The achievements of Australian Wildlife Conservancy (AWC) are in the spotlight again this week, with former Chief Executive, Atticus Fleming, winning a Lifetime of Conservation Award at the annual Australian Geographic Society award ceremony in Sydney today. The awards are the Society’s highest honours in the fields of adventure and conservation.
In 2002, Atticus was appointed as AWC’s inaugural Chief Executive by our founder, the late Martin Copley AM. Together, Martin and Atticus oversaw the growth of the organisation from its base in Western Australia to become the largest private owner of land for conservation in the world, protecting endangered wildlife across more than 4.65 million hectares in iconic regions such as the Kimberley, Cape York, Lake Eyre and the Top End.
Atticus paid tribute to Martin whose vision and support provided the basis for AWC’s practical, science-based approach to conservation.

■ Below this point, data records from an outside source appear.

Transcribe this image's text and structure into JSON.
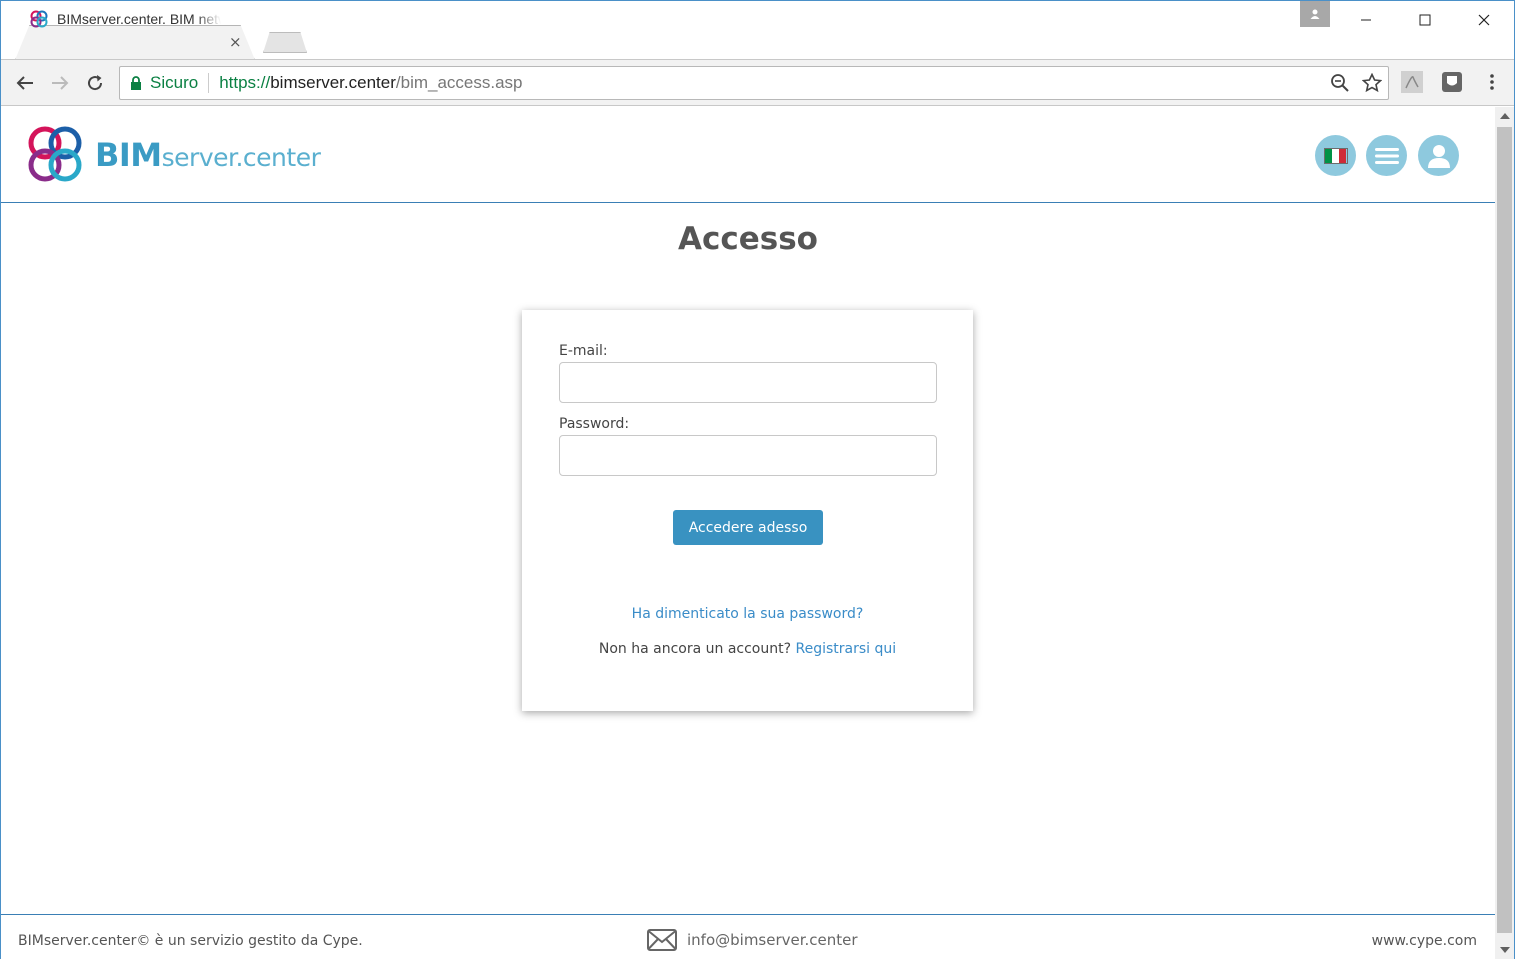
{
  "browser": {
    "tab_title": "BIMserver.center. BIM network",
    "tab_close": "×",
    "omnibox": {
      "secure_label": "Sicuro",
      "url_scheme": "https://",
      "url_host": "bimserver.center",
      "url_path": "/bim_access.asp"
    }
  },
  "site": {
    "logo_bim": "BIM",
    "logo_rest": "server.center",
    "flag_colors": [
      "#009246",
      "#ffffff",
      "#ce2b37"
    ]
  },
  "login": {
    "page_title": "Accesso",
    "email_label": "E-mail:",
    "email_value": "",
    "password_label": "Password:",
    "password_value": "",
    "submit_label": "Accedere adesso",
    "forgot_link": "Ha dimenticato la sua password?",
    "no_account_text": "Non ha ancora un account? ",
    "register_link": "Registrarsi qui"
  },
  "footer": {
    "copyright": "BIMserver.center© è un servizio gestito da Cype.",
    "email": "info@bimserver.center",
    "website": "www.cype.com"
  },
  "colors": {
    "accent": "#3992c1",
    "link": "#3a8cc8",
    "header_circle": "#8ec9de",
    "secure_green": "#0b8043"
  }
}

AWC is now the custodian of some of the largest remaining populations of Australia’s most endangered species, like the Bilby, the Numbat, the Bridled Nailtail Wallaby and the Gouldian Finch.
Their Royal Highnesses the Duke and Duchess of Sussex were guests of honour at this prestigious Australian Geographic Society event. Prince Harry is an adventurer and passionate conservationist. He is also leading the Queen’s Commonwealth Canopy (QCC) Project which aims to create a network of forest conservation projects linking all 53 countries in the Commonwealth. AWC’s Dakalanta Wildlife Sanctuary is included in the QCC.

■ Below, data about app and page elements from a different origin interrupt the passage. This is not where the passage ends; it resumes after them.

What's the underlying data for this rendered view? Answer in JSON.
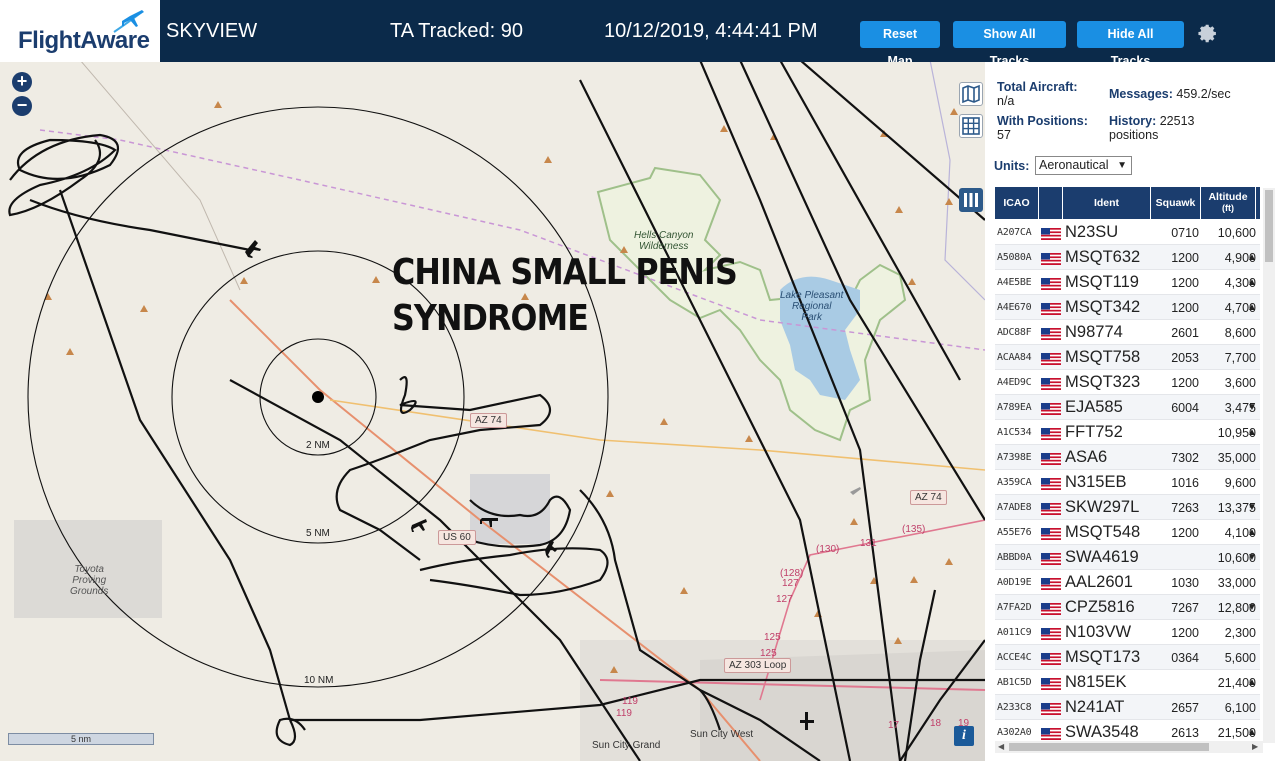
{
  "header": {
    "logo": "FlightAware",
    "app_title": "SKYVIEW",
    "ta_tracked": "TA Tracked: 90",
    "datetime": "10/12/2019, 4:44:41 PM",
    "buttons": {
      "reset": "Reset Map",
      "show": "Show All Tracks",
      "hide": "Hide All Tracks"
    }
  },
  "map": {
    "overlay_line1": "CHINA SMALL PENIS",
    "overlay_line2": "SYNDROME",
    "rings": {
      "r2": "2 NM",
      "r5": "5 NM",
      "r10": "10 NM"
    },
    "scale": "5 nm",
    "labels": {
      "hells_canyon_1": "Hells Canyon",
      "hells_canyon_2": "Wilderness",
      "lake_1": "Lake Pleasant",
      "lake_2": "Regional",
      "lake_3": "Park",
      "toyota_1": "Toyota",
      "toyota_2": "Proving",
      "toyota_3": "Grounds",
      "sun_city_grand": "Sun City Grand",
      "sun_city_west": "Sun City West"
    },
    "highways": {
      "az74_a": "AZ 74",
      "az74_b": "AZ 74",
      "us60": "US 60",
      "az303": "AZ 303 Loop"
    },
    "road_numbers": [
      "(130)",
      "(128)",
      "127",
      "127",
      "131",
      "(135)",
      "125",
      "125",
      "119",
      "119",
      "17",
      "18",
      "19"
    ],
    "zoom_in": "+",
    "zoom_out": "−",
    "info": "i",
    "colors": {
      "map_bg": "#efece4",
      "park_border": "#9fc08a",
      "water": "#a9cbe4",
      "track": "#111111"
    }
  },
  "panel": {
    "stats": {
      "total_label": "Total Aircraft:",
      "total_value": "n/a",
      "messages_label": "Messages:",
      "messages_value": "459.2/sec",
      "positions_label": "With Positions:",
      "positions_value": "57",
      "history_label": "History:",
      "history_value": "22513",
      "history_unit": "positions"
    },
    "units_label": "Units:",
    "units_value": "Aeronautical",
    "columns": {
      "icao": "ICAO",
      "ident": "Ident",
      "squawk": "Squawk",
      "alt1": "Altitude",
      "alt2": "(ft)"
    },
    "rows": [
      {
        "icao": "A207CA",
        "ident": "N23SU",
        "squawk": "0710",
        "alt": "10,600",
        "trend": ""
      },
      {
        "icao": "A5080A",
        "ident": "MSQT632",
        "squawk": "1200",
        "alt": "4,900",
        "trend": "▲"
      },
      {
        "icao": "A4E5BE",
        "ident": "MSQT119",
        "squawk": "1200",
        "alt": "4,300",
        "trend": "▲"
      },
      {
        "icao": "A4E670",
        "ident": "MSQT342",
        "squawk": "1200",
        "alt": "4,700",
        "trend": "▲"
      },
      {
        "icao": "ADC88F",
        "ident": "N98774",
        "squawk": "2601",
        "alt": "8,600",
        "trend": ""
      },
      {
        "icao": "ACAA84",
        "ident": "MSQT758",
        "squawk": "2053",
        "alt": "7,700",
        "trend": ""
      },
      {
        "icao": "A4ED9C",
        "ident": "MSQT323",
        "squawk": "1200",
        "alt": "3,600",
        "trend": ""
      },
      {
        "icao": "A789EA",
        "ident": "EJA585",
        "squawk": "6004",
        "alt": "3,475",
        "trend": "▼"
      },
      {
        "icao": "A1C534",
        "ident": "FFT752",
        "squawk": "",
        "alt": "10,950",
        "trend": "▲"
      },
      {
        "icao": "A7398E",
        "ident": "ASA6",
        "squawk": "7302",
        "alt": "35,000",
        "trend": ""
      },
      {
        "icao": "A359CA",
        "ident": "N315EB",
        "squawk": "1016",
        "alt": "9,600",
        "trend": ""
      },
      {
        "icao": "A7ADE8",
        "ident": "SKW297L",
        "squawk": "7263",
        "alt": "13,375",
        "trend": "▼"
      },
      {
        "icao": "A55E76",
        "ident": "MSQT548",
        "squawk": "1200",
        "alt": "4,100",
        "trend": "▲"
      },
      {
        "icao": "ABBD0A",
        "ident": "SWA4619",
        "squawk": "",
        "alt": "10,600",
        "trend": "▼"
      },
      {
        "icao": "A0D19E",
        "ident": "AAL2601",
        "squawk": "1030",
        "alt": "33,000",
        "trend": ""
      },
      {
        "icao": "A7FA2D",
        "ident": "CPZ5816",
        "squawk": "7267",
        "alt": "12,800",
        "trend": "▼"
      },
      {
        "icao": "A011C9",
        "ident": "N103VW",
        "squawk": "1200",
        "alt": "2,300",
        "trend": ""
      },
      {
        "icao": "ACCE4C",
        "ident": "MSQT173",
        "squawk": "0364",
        "alt": "5,600",
        "trend": ""
      },
      {
        "icao": "AB1C5D",
        "ident": "N815EK",
        "squawk": "",
        "alt": "21,400",
        "trend": "▲"
      },
      {
        "icao": "A233C8",
        "ident": "N241AT",
        "squawk": "2657",
        "alt": "6,100",
        "trend": ""
      },
      {
        "icao": "A302A0",
        "ident": "SWA3548",
        "squawk": "2613",
        "alt": "21,500",
        "trend": "▲"
      }
    ]
  }
}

The Royal Family has a long history of involvement and interest in the environment and conservation. As our Patron from 2013-2018, His Royal Highness, Prince Charles, the Prince of Wales, was the first Royal to highlight and promote the globally significant efforts of AWC to halt and reverse the tide of extinctions in Australia.
As AWC supporters, we hope you feel proud of the outstanding progress AWC has made over the last 16 years. Today AWC is playing a pivotal role in generating exceptional ecological returns across the continent and catalysing change in the delivery of conservation on the ground. For example, across Australia, AWC operates at a scale that is unparalleled in the conservation sector, including:
As part of the AWC family, you are helping AWC to change the way conservation is delivered in Australia, providing new hope (and better outcomes) for Australia’s threatened wildlife and habitats.